- Exercise aim
In your copy, each line below is repeated exactly and no image appears.

***** Data section

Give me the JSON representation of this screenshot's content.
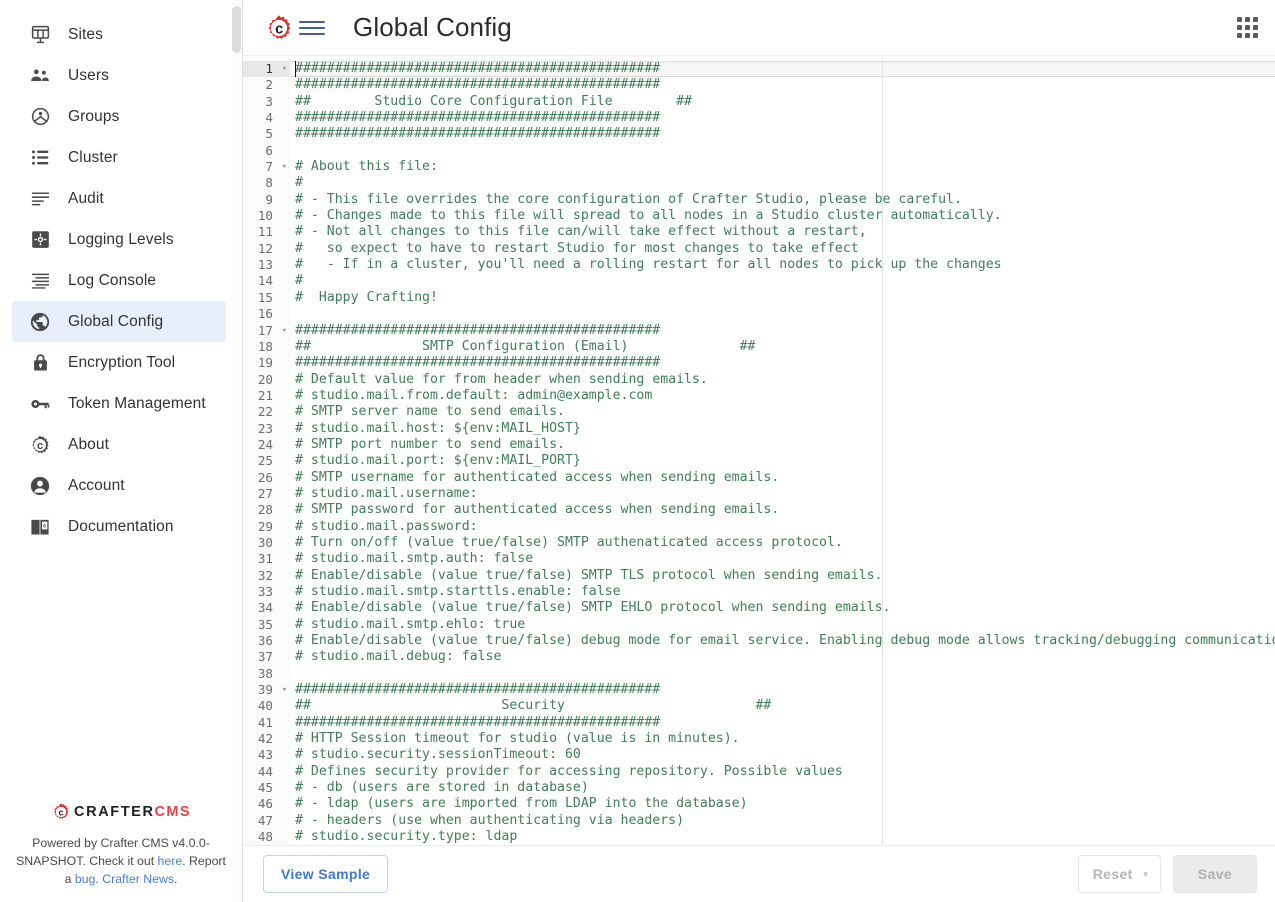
{
  "sidebar": {
    "items": [
      {
        "label": "Sites",
        "icon": "sites-icon",
        "active": false
      },
      {
        "label": "Users",
        "icon": "users-icon",
        "active": false
      },
      {
        "label": "Groups",
        "icon": "groups-icon",
        "active": false
      },
      {
        "label": "Cluster",
        "icon": "cluster-icon",
        "active": false
      },
      {
        "label": "Audit",
        "icon": "audit-icon",
        "active": false
      },
      {
        "label": "Logging Levels",
        "icon": "logging-levels-icon",
        "active": false
      },
      {
        "label": "Log Console",
        "icon": "log-console-icon",
        "active": false
      },
      {
        "label": "Global Config",
        "icon": "globe-icon",
        "active": true
      },
      {
        "label": "Encryption Tool",
        "icon": "lock-icon",
        "active": false
      },
      {
        "label": "Token Management",
        "icon": "key-icon",
        "active": false
      },
      {
        "label": "About",
        "icon": "gear-c-icon",
        "active": false
      },
      {
        "label": "Account",
        "icon": "account-icon",
        "active": false
      },
      {
        "label": "Documentation",
        "icon": "book-icon",
        "active": false
      }
    ],
    "footer": {
      "logo_primary": "CRAFTER",
      "logo_secondary": "CMS",
      "text_1": "Powered by Crafter CMS v4.0.0-SNAPSHOT. Check it out ",
      "link_here": "here",
      "text_2": ". Report a ",
      "link_bug": "bug",
      "text_3": ". ",
      "link_news": "Crafter News",
      "text_4": "."
    }
  },
  "header": {
    "title": "Global Config",
    "logo_icon": "crafter-gear-icon",
    "menu_icon": "hamburger-menu-icon",
    "apps_icon": "apps-grid-icon"
  },
  "editor": {
    "active_line": 1,
    "fold_lines": [
      1,
      7,
      17,
      39
    ],
    "lines": [
      "##############################################",
      "##############################################",
      "##        Studio Core Configuration File        ##",
      "##############################################",
      "##############################################",
      "",
      "# About this file:",
      "#",
      "# - This file overrides the core configuration of Crafter Studio, please be careful.",
      "# - Changes made to this file will spread to all nodes in a Studio cluster automatically.",
      "# - Not all changes to this file can/will take effect without a restart,",
      "#   so expect to have to restart Studio for most changes to take effect",
      "#   - If in a cluster, you'll need a rolling restart for all nodes to pick up the changes",
      "#",
      "#  Happy Crafting!",
      "",
      "##############################################",
      "##              SMTP Configuration (Email)              ##",
      "##############################################",
      "# Default value for from header when sending emails.",
      "# studio.mail.from.default: admin@example.com",
      "# SMTP server name to send emails.",
      "# studio.mail.host: ${env:MAIL_HOST}",
      "# SMTP port number to send emails.",
      "# studio.mail.port: ${env:MAIL_PORT}",
      "# SMTP username for authenticated access when sending emails.",
      "# studio.mail.username:",
      "# SMTP password for authenticated access when sending emails.",
      "# studio.mail.password:",
      "# Turn on/off (value true/false) SMTP authenaticated access protocol.",
      "# studio.mail.smtp.auth: false",
      "# Enable/disable (value true/false) SMTP TLS protocol when sending emails.",
      "# studio.mail.smtp.starttls.enable: false",
      "# Enable/disable (value true/false) SMTP EHLO protocol when sending emails.",
      "# studio.mail.smtp.ehlo: true",
      "# Enable/disable (value true/false) debug mode for email service. Enabling debug mode allows tracking/debugging communication between",
      "# studio.mail.debug: false",
      "",
      "##############################################",
      "##                        Security                        ##",
      "##############################################",
      "# HTTP Session timeout for studio (value is in minutes).",
      "# studio.security.sessionTimeout: 60",
      "# Defines security provider for accessing repository. Possible values",
      "# - db (users are stored in database)",
      "# - ldap (users are imported from LDAP into the database)",
      "# - headers (use when authenticating via headers)",
      "# studio.security.type: ldap"
    ]
  },
  "bottombar": {
    "view_sample_label": "View Sample",
    "reset_label": "Reset",
    "save_label": "Save"
  },
  "colors": {
    "accent_blue": "#3e7ad1",
    "active_nav_bg": "#e7effb",
    "code_green": "#3f7d5b",
    "brand_red": "#e9404a"
  }
}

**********

- Answer to the problem
Give me the JSON representation of this screenshot's content.
{
  "sidebar": {
    "items": [
      {
        "label": "Sites",
        "icon": "sites-icon",
        "active": false
      },
      {
        "label": "Users",
        "icon": "users-icon",
        "active": false
      },
      {
        "label": "Groups",
        "icon": "groups-icon",
        "active": false
      },
      {
        "label": "Cluster",
        "icon": "cluster-icon",
        "active": false
      },
      {
        "label": "Audit",
        "icon": "audit-icon",
        "active": false
      },
      {
        "label": "Logging Levels",
        "icon": "logging-levels-icon",
        "active": false
      },
      {
        "label": "Log Console",
        "icon": "log-console-icon",
        "active": false
      },
      {
        "label": "Global Config",
        "icon": "globe-icon",
        "active": true
      },
      {
        "label": "Encryption Tool",
        "icon": "lock-icon",
        "active": false
      },
      {
        "label": "Token Management",
        "icon": "key-icon",
        "active": false
      },
      {
        "label": "About",
        "icon": "gear-c-icon",
        "active": false
      },
      {
        "label": "Account",
        "icon": "account-icon",
        "active": false
      },
      {
        "label": "Documentation",
        "icon": "book-icon",
        "active": false
      }
    ],
    "footer": {
      "logo_primary": "CRAFTER",
      "logo_secondary": "CMS",
      "text_1": "Powered by Crafter CMS v4.0.0-SNAPSHOT. Check it out ",
      "link_here": "here",
      "text_2": ". Report a ",
      "link_bug": "bug",
      "text_3": ". ",
      "link_news": "Crafter News",
      "text_4": "."
    }
  },
  "header": {
    "title": "Global Config",
    "logo_icon": "crafter-gear-icon",
    "menu_icon": "hamburger-menu-icon",
    "apps_icon": "apps-grid-icon"
  },
  "editor": {
    "active_line": 1,
    "fold_lines": [
      1,
      7,
      17,
      39
    ],
    "lines": [
      "##############################################",
      "##############################################",
      "##        Studio Core Configuration File        ##",
      "##############################################",
      "##############################################",
      "",
      "# About this file:",
      "#",
      "# - This file overrides the core configuration of Crafter Studio, please be careful.",
      "# - Changes made to this file will spread to all nodes in a Studio cluster automatically.",
      "# - Not all changes to this file can/will take effect without a restart,",
      "#   so expect to have to restart Studio for most changes to take effect",
      "#   - If in a cluster, you'll need a rolling restart for all nodes to pick up the changes",
      "#",
      "#  Happy Crafting!",
      "",
      "##############################################",
      "##              SMTP Configuration (Email)              ##",
      "##############################################",
      "# Default value for from header when sending emails.",
      "# studio.mail.from.default: admin@example.com",
      "# SMTP server name to send emails.",
      "# studio.mail.host: ${env:MAIL_HOST}",
      "# SMTP port number to send emails.",
      "# studio.mail.port: ${env:MAIL_PORT}",
      "# SMTP username for authenticated access when sending emails.",
      "# studio.mail.username:",
      "# SMTP password for authenticated access when sending emails.",
      "# studio.mail.password:",
      "# Turn on/off (value true/false) SMTP authenaticated access protocol.",
      "# studio.mail.smtp.auth: false",
      "# Enable/disable (value true/false) SMTP TLS protocol when sending emails.",
      "# studio.mail.smtp.starttls.enable: false",
      "# Enable/disable (value true/false) SMTP EHLO protocol when sending emails.",
      "# studio.mail.smtp.ehlo: true",
      "# Enable/disable (value true/false) debug mode for email service. Enabling debug mode allows tracking/debugging communication between",
      "# studio.mail.debug: false",
      "",
      "##############################################",
      "##                        Security                        ##",
      "##############################################",
      "# HTTP Session timeout for studio (value is in minutes).",
      "# studio.security.sessionTimeout: 60",
      "# Defines security provider for accessing repository. Possible values",
      "# - db (users are stored in database)",
      "# - ldap (users are imported from LDAP into the database)",
      "# - headers (use when authenticating via headers)",
      "# studio.security.type: ldap"
    ]
  },
  "bottombar": {
    "view_sample_label": "View Sample",
    "reset_label": "Reset",
    "save_label": "Save"
  },
  "colors": {
    "accent_blue": "#3e7ad1",
    "active_nav_bg": "#e7effb",
    "code_green": "#3f7d5b",
    "brand_red": "#e9404a"
  }
}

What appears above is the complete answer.